PROSPECTIVE STUDY TO INVESTIGATE THE USE OF FINE NEEDLE ASPIRATION (FNA) TECHNIQUES IN UK VETERINARY PRACTICE
In our current ageing canine population, neoplasia is increasingly common and affects around 15 in every 1000 dogs annually. Diagnosis of the tumour may be achieved by cytology of fine needle aspirates (FNA) or histopathology of incisional or excisional biopsy samples. FNA is a fast and inexpensive technique which is well tolerated, does not require general anaesthesia and is not associated with significant side effects.
FNA cytology can detect malignancy in approximately two-thirds of malignant tumours and the cellular origin of the lesion can be determined in approximately three-quarters of cases, permitting an early diagnosis and determination of prognosis.
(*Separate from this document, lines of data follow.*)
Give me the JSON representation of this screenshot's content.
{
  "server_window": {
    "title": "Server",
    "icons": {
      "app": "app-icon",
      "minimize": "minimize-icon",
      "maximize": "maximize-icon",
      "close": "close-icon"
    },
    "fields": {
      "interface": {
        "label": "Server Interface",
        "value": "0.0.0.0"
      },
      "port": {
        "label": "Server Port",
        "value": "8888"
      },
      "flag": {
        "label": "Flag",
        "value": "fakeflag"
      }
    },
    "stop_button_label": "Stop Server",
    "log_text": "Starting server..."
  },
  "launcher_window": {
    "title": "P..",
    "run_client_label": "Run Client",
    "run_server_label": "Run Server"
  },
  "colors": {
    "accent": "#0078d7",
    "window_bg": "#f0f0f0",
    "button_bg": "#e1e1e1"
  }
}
Veterinary surgeons are taught to perform FNA as undergraduates, but recommendations regarding technique appear to be extremely variable and no research has been conducted in either veterinary or human medicine to determine the optimal method of acquiring a cell harvest for diagnostic and prognostic purposes. Variations in FNA collection method include differences in needle size, the use and degree of suction applied and details of the slide smearing technique.
Kelly Bowlt, a Clinician in Small Animal Surgery, is investigating FNAs as part of her PhD research. She wishes to determine how commonly FNAs is performed by UK veterinary practitioners and to describe details of methods used by practitioners to collect FNAs.
To help with her study, please complete this questionnaire.
Kelly also plans to conduct a parallel study, measuring cell yields which are achieved with different needle sizes/syringes etc, in order to provide guidelines on the best method for use in practice to optimise collection of a representative and diagnostic cell population.
All completed questionnaires will remain absolutely confidential.
As with all our research at the AHT, we hope our results will directly benefit day to day veterinary work and the welfare of all our patients.
Please do not hesitate to contact Kelly directly about this study at email@example.com or on 01638 552700.